612-308-8019 j.autrey@comcast.net

Are You a Valued Business Counselor?

Do your clients consider you an adviser, someone on whom they rely for thoughtful, objective counsel and guidance? Roget’s Thesaurus and Webster define counselor as an adviser, guide, mentor, teacher or consultant. In practice, that means that the valued business counselor:

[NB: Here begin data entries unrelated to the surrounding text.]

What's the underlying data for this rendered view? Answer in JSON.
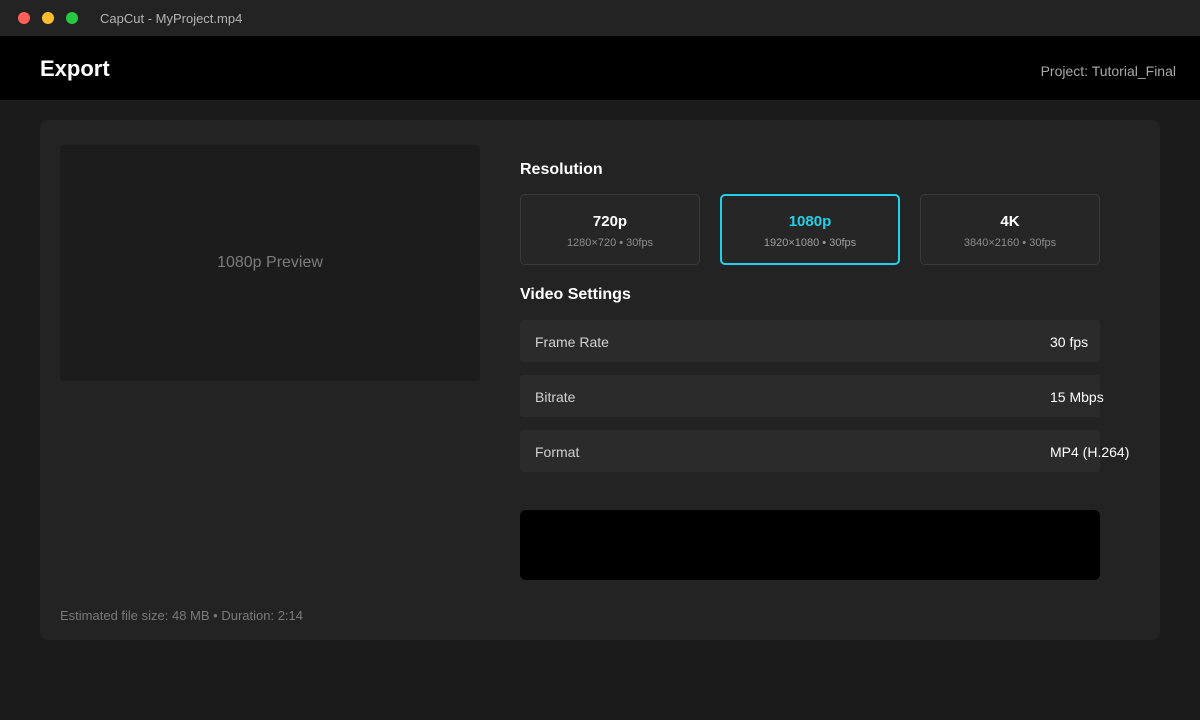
{
  "window": {
    "title": "CapCut - MyProject.mp4"
  },
  "header": {
    "title": "Export",
    "project": "Project: Tutorial_Final"
  },
  "preview": {
    "label": "1080p Preview"
  },
  "resolution": {
    "title": "Resolution",
    "selected": "1080p",
    "options": [
      {
        "name": "720p",
        "detail": "1280×720 • 30fps"
      },
      {
        "name": "1080p",
        "detail": "1920×1080 • 30fps"
      },
      {
        "name": "4K",
        "detail": "3840×2160 • 30fps"
      }
    ]
  },
  "video_settings": {
    "title": "Video Settings",
    "rows": [
      {
        "label": "Frame Rate",
        "value": "30 fps"
      },
      {
        "label": "Bitrate",
        "value": "15 Mbps"
      },
      {
        "label": "Format",
        "value": "MP4 (H.264)"
      }
    ]
  },
  "footer": {
    "info": "Estimated file size: 48 MB • Duration: 2:14"
  },
  "colors": {
    "accent": "#1fd2ea",
    "background": "#1b1b1b",
    "panel": "#232323"
  }
}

  • Establishes realistic expectations with clients from the outset of an engagement. Ensures that expectations are met and hopefully exceeded by asking the client for feedback.
  • Explains services and capabilities in a manner that relates them to the client’s business issues, problems and goals.
  • Develops a solid understanding of:
    • The client’s business and industry.
    • The client’s goals, objectives and desired business results.
    • The client’s business strengths and weaknesses.
    • Critical business issues and challenges the client is facing.
    • The client’s major problem areas and barriers to success.
    • The business implications of these problems and barriers.
  • Habitually maintains a client-centered focus.
  • Periodically seeks client feedback either formally or informally. Is careful not to assume to know what the client thinks, wants or needs.
  • Proactively identifies barriers to achieving desired end results. Tries to anticipate issues that could become problems.
  • Includes the expertise of others in the firm to assist with client issues. Makes clients aware of all the services the firm offers that may apply to their situation.
  • Readily recommends other resources to address the client’s business issues (e.g., CPA’s, consultants, financial advisers, other business professionals; books, articles, seminars, etc.).
  • Expresses a strong desire and commitment to work with clients to achieve desired business results. Demonstrates an attitude of, “Your success is our success.”
  • Cites articles and examples of other companies dealing with similar issues.
  • Continually expands their general business knowledge outside their area of specialty and outside the practice of law.
  • Treats clients with the same integrity and respect they would like to receive. Works to develop strong, lasting relationships with clients.
  • Introduces clients to their professional contacts in the community to help them expand their network.
  • Expresses appreciation for the opportunity to work with clients.
  • Ensures that the firm benefits from client relationships.
  • Understands the client’s concept of value and periodically asks questions to ensure overall satisfaction.
  • Draws on resources such as the Client Value Equation (below) to learn what’s important to clients.

Value = Results Produced for the Client + Service Quality / Price to the Client + Costs of Acquiring the Service *

* The Service Profit Chain, Heskett, Sasser, Schlesinger, Harvard Business School

Business Development Coach Joan Autrey helps lawyers strategically build thriving practices. For details, contact Joan.